*Exercise goal*:
Where a record contains a picture, omit the picture and repeat the rest exactly.

Collection entries:
════════════════

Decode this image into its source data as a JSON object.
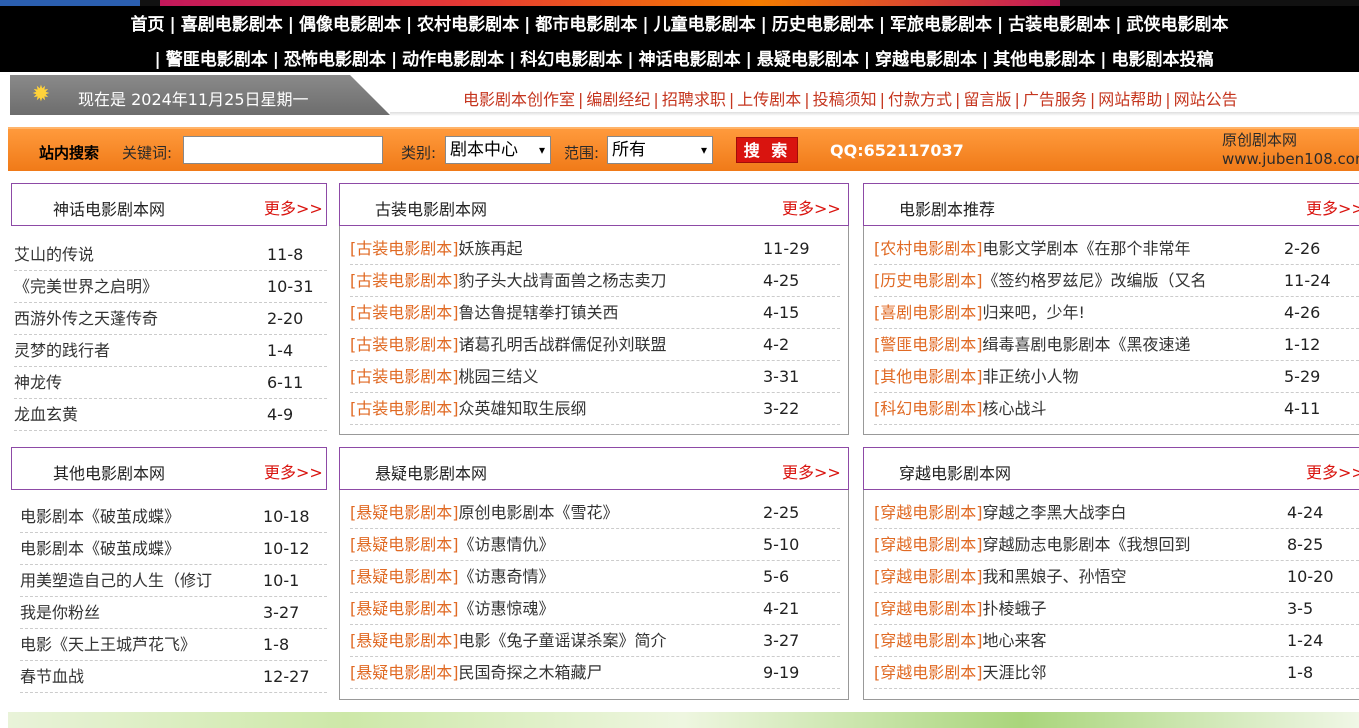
{
  "nav": {
    "row1": [
      "首页",
      "喜剧电影剧本",
      "偶像电影剧本",
      "农村电影剧本",
      "都市电影剧本",
      "儿童电影剧本",
      "历史电影剧本",
      "军旅电影剧本",
      "古装电影剧本",
      "武侠电影剧本"
    ],
    "row2": [
      "警匪电影剧本",
      "恐怖电影剧本",
      "动作电影剧本",
      "科幻电影剧本",
      "神话电影剧本",
      "悬疑电影剧本",
      "穿越电影剧本",
      "其他电影剧本",
      "电影剧本投稿"
    ]
  },
  "datebar": {
    "date_text": "现在是 2024年11月25日星期一",
    "links": [
      "电影剧本创作室",
      "编剧经纪",
      "招聘求职",
      "上传剧本",
      "投稿须知",
      "付款方式",
      "留言版",
      "广告服务",
      "网站帮助",
      "网站公告"
    ]
  },
  "search": {
    "site_search_label": "站内搜索",
    "keyword_label": "关键词:",
    "keyword_value": "",
    "category_label": "类别:",
    "category_value": "剧本中心",
    "scope_label": "范围:",
    "scope_value": "所有",
    "button_label": "搜 索",
    "qq": "QQ:652117037",
    "site_name": "原创剧本网",
    "site_url": "www.juben108.com"
  },
  "boxes": {
    "shenhua": {
      "title": "神话电影剧本网",
      "more": "更多>>",
      "items": [
        {
          "title": "艾山的传说",
          "date": "11-8"
        },
        {
          "title": "《完美世界之启明》",
          "date": "10-31"
        },
        {
          "title": "西游外传之天蓬传奇",
          "date": "2-20"
        },
        {
          "title": "灵梦的践行者",
          "date": "1-4"
        },
        {
          "title": "神龙传",
          "date": "6-11"
        },
        {
          "title": "龙血玄黄",
          "date": "4-9"
        }
      ]
    },
    "guzhuang": {
      "title": "古装电影剧本网",
      "more": "更多>>",
      "items": [
        {
          "cat": "[古装电影剧本]",
          "title": "妖族再起",
          "date": "11-29"
        },
        {
          "cat": "[古装电影剧本]",
          "title": "豹子头大战青面兽之杨志卖刀",
          "date": "4-25"
        },
        {
          "cat": "[古装电影剧本]",
          "title": "鲁达鲁提辖拳打镇关西",
          "date": "4-15"
        },
        {
          "cat": "[古装电影剧本]",
          "title": "诸葛孔明舌战群儒促孙刘联盟",
          "date": "4-2"
        },
        {
          "cat": "[古装电影剧本]",
          "title": "桃园三结义",
          "date": "3-31"
        },
        {
          "cat": "[古装电影剧本]",
          "title": "众英雄知取生辰纲",
          "date": "3-22"
        }
      ]
    },
    "tuijian": {
      "title": "电影剧本推荐",
      "more": "更多>>",
      "items": [
        {
          "cat": "[农村电影剧本]",
          "title": "电影文学剧本《在那个非常年",
          "date": "2-26"
        },
        {
          "cat": "[历史电影剧本]",
          "title": "《签约格罗兹尼》改编版（又名",
          "date": "11-24"
        },
        {
          "cat": "[喜剧电影剧本]",
          "title": "归来吧，少年!",
          "date": "4-26"
        },
        {
          "cat": "[警匪电影剧本]",
          "title": "缉毒喜剧电影剧本《黑夜速递",
          "date": "1-12"
        },
        {
          "cat": "[其他电影剧本]",
          "title": "非正统小人物",
          "date": "5-29"
        },
        {
          "cat": "[科幻电影剧本]",
          "title": "核心战斗",
          "date": "4-11"
        }
      ]
    },
    "qita": {
      "title": "其他电影剧本网",
      "more": "更多>>",
      "items": [
        {
          "title": "电影剧本《破茧成蝶》",
          "date": "10-18"
        },
        {
          "title": "电影剧本《破茧成蝶》",
          "date": "10-12"
        },
        {
          "title": "用美塑造自己的人生（修订",
          "date": "10-1"
        },
        {
          "title": "我是你粉丝",
          "date": "3-27"
        },
        {
          "title": "电影《天上王城芦花飞》",
          "date": "1-8"
        },
        {
          "title": "春节血战",
          "date": "12-27"
        }
      ]
    },
    "xuanyi": {
      "title": "悬疑电影剧本网",
      "more": "更多>>",
      "items": [
        {
          "cat": "[悬疑电影剧本]",
          "title": "原创电影剧本《雪花》",
          "date": "2-25"
        },
        {
          "cat": "[悬疑电影剧本]",
          "title": "《访惠情仇》",
          "date": "5-10"
        },
        {
          "cat": "[悬疑电影剧本]",
          "title": "《访惠奇情》",
          "date": "5-6"
        },
        {
          "cat": "[悬疑电影剧本]",
          "title": "《访惠惊魂》",
          "date": "4-21"
        },
        {
          "cat": "[悬疑电影剧本]",
          "title": "电影《兔子童谣谋杀案》简介",
          "date": "3-27"
        },
        {
          "cat": "[悬疑电影剧本]",
          "title": "民国奇探之木箱藏尸",
          "date": "9-19"
        }
      ]
    },
    "chuanyue": {
      "title": "穿越电影剧本网",
      "more": "更多>>",
      "items": [
        {
          "cat": "[穿越电影剧本]",
          "title": "穿越之李黑大战李白",
          "date": "4-24"
        },
        {
          "cat": "[穿越电影剧本]",
          "title": "穿越励志电影剧本《我想回到",
          "date": "8-25"
        },
        {
          "cat": "[穿越电影剧本]",
          "title": "我和黑娘子、孙悟空",
          "date": "10-20"
        },
        {
          "cat": "[穿越电影剧本]",
          "title": "扑棱蛾子",
          "date": "3-5"
        },
        {
          "cat": "[穿越电影剧本]",
          "title": "地心来客",
          "date": "1-24"
        },
        {
          "cat": "[穿越电影剧本]",
          "title": "天涯比邻",
          "date": "1-8"
        }
      ]
    }
  },
  "colors": {
    "nav_bg": "#000000",
    "search_bar": "#f07a18",
    "box_border": "#8d4aa6",
    "link_red": "#d9140f",
    "category_orange": "#e06a24"
  }
}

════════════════

*Finished exercise*:
Decode this image into its source data as a JSON object.
{
  "nav": {
    "row1": [
      "首页",
      "喜剧电影剧本",
      "偶像电影剧本",
      "农村电影剧本",
      "都市电影剧本",
      "儿童电影剧本",
      "历史电影剧本",
      "军旅电影剧本",
      "古装电影剧本",
      "武侠电影剧本"
    ],
    "row2": [
      "警匪电影剧本",
      "恐怖电影剧本",
      "动作电影剧本",
      "科幻电影剧本",
      "神话电影剧本",
      "悬疑电影剧本",
      "穿越电影剧本",
      "其他电影剧本",
      "电影剧本投稿"
    ]
  },
  "datebar": {
    "date_text": "现在是 2024年11月25日星期一",
    "links": [
      "电影剧本创作室",
      "编剧经纪",
      "招聘求职",
      "上传剧本",
      "投稿须知",
      "付款方式",
      "留言版",
      "广告服务",
      "网站帮助",
      "网站公告"
    ]
  },
  "search": {
    "site_search_label": "站内搜索",
    "keyword_label": "关键词:",
    "keyword_value": "",
    "category_label": "类别:",
    "category_value": "剧本中心",
    "scope_label": "范围:",
    "scope_value": "所有",
    "button_label": "搜 索",
    "qq": "QQ:652117037",
    "site_name": "原创剧本网",
    "site_url": "www.juben108.com"
  },
  "boxes": {
    "shenhua": {
      "title": "神话电影剧本网",
      "more": "更多>>",
      "items": [
        {
          "title": "艾山的传说",
          "date": "11-8"
        },
        {
          "title": "《完美世界之启明》",
          "date": "10-31"
        },
        {
          "title": "西游外传之天蓬传奇",
          "date": "2-20"
        },
        {
          "title": "灵梦的践行者",
          "date": "1-4"
        },
        {
          "title": "神龙传",
          "date": "6-11"
        },
        {
          "title": "龙血玄黄",
          "date": "4-9"
        }
      ]
    },
    "guzhuang": {
      "title": "古装电影剧本网",
      "more": "更多>>",
      "items": [
        {
          "cat": "[古装电影剧本]",
          "title": "妖族再起",
          "date": "11-29"
        },
        {
          "cat": "[古装电影剧本]",
          "title": "豹子头大战青面兽之杨志卖刀",
          "date": "4-25"
        },
        {
          "cat": "[古装电影剧本]",
          "title": "鲁达鲁提辖拳打镇关西",
          "date": "4-15"
        },
        {
          "cat": "[古装电影剧本]",
          "title": "诸葛孔明舌战群儒促孙刘联盟",
          "date": "4-2"
        },
        {
          "cat": "[古装电影剧本]",
          "title": "桃园三结义",
          "date": "3-31"
        },
        {
          "cat": "[古装电影剧本]",
          "title": "众英雄知取生辰纲",
          "date": "3-22"
        }
      ]
    },
    "tuijian": {
      "title": "电影剧本推荐",
      "more": "更多>>",
      "items": [
        {
          "cat": "[农村电影剧本]",
          "title": "电影文学剧本《在那个非常年",
          "date": "2-26"
        },
        {
          "cat": "[历史电影剧本]",
          "title": "《签约格罗兹尼》改编版（又名",
          "date": "11-24"
        },
        {
          "cat": "[喜剧电影剧本]",
          "title": "归来吧，少年!",
          "date": "4-26"
        },
        {
          "cat": "[警匪电影剧本]",
          "title": "缉毒喜剧电影剧本《黑夜速递",
          "date": "1-12"
        },
        {
          "cat": "[其他电影剧本]",
          "title": "非正统小人物",
          "date": "5-29"
        },
        {
          "cat": "[科幻电影剧本]",
          "title": "核心战斗",
          "date": "4-11"
        }
      ]
    },
    "qita": {
      "title": "其他电影剧本网",
      "more": "更多>>",
      "items": [
        {
          "title": "电影剧本《破茧成蝶》",
          "date": "10-18"
        },
        {
          "title": "电影剧本《破茧成蝶》",
          "date": "10-12"
        },
        {
          "title": "用美塑造自己的人生（修订",
          "date": "10-1"
        },
        {
          "title": "我是你粉丝",
          "date": "3-27"
        },
        {
          "title": "电影《天上王城芦花飞》",
          "date": "1-8"
        },
        {
          "title": "春节血战",
          "date": "12-27"
        }
      ]
    },
    "xuanyi": {
      "title": "悬疑电影剧本网",
      "more": "更多>>",
      "items": [
        {
          "cat": "[悬疑电影剧本]",
          "title": "原创电影剧本《雪花》",
          "date": "2-25"
        },
        {
          "cat": "[悬疑电影剧本]",
          "title": "《访惠情仇》",
          "date": "5-10"
        },
        {
          "cat": "[悬疑电影剧本]",
          "title": "《访惠奇情》",
          "date": "5-6"
        },
        {
          "cat": "[悬疑电影剧本]",
          "title": "《访惠惊魂》",
          "date": "4-21"
        },
        {
          "cat": "[悬疑电影剧本]",
          "title": "电影《兔子童谣谋杀案》简介",
          "date": "3-27"
        },
        {
          "cat": "[悬疑电影剧本]",
          "title": "民国奇探之木箱藏尸",
          "date": "9-19"
        }
      ]
    },
    "chuanyue": {
      "title": "穿越电影剧本网",
      "more": "更多>>",
      "items": [
        {
          "cat": "[穿越电影剧本]",
          "title": "穿越之李黑大战李白",
          "date": "4-24"
        },
        {
          "cat": "[穿越电影剧本]",
          "title": "穿越励志电影剧本《我想回到",
          "date": "8-25"
        },
        {
          "cat": "[穿越电影剧本]",
          "title": "我和黑娘子、孙悟空",
          "date": "10-20"
        },
        {
          "cat": "[穿越电影剧本]",
          "title": "扑棱蛾子",
          "date": "3-5"
        },
        {
          "cat": "[穿越电影剧本]",
          "title": "地心来客",
          "date": "1-24"
        },
        {
          "cat": "[穿越电影剧本]",
          "title": "天涯比邻",
          "date": "1-8"
        }
      ]
    }
  },
  "colors": {
    "nav_bg": "#000000",
    "search_bar": "#f07a18",
    "box_border": "#8d4aa6",
    "link_red": "#d9140f",
    "category_orange": "#e06a24"
  }
}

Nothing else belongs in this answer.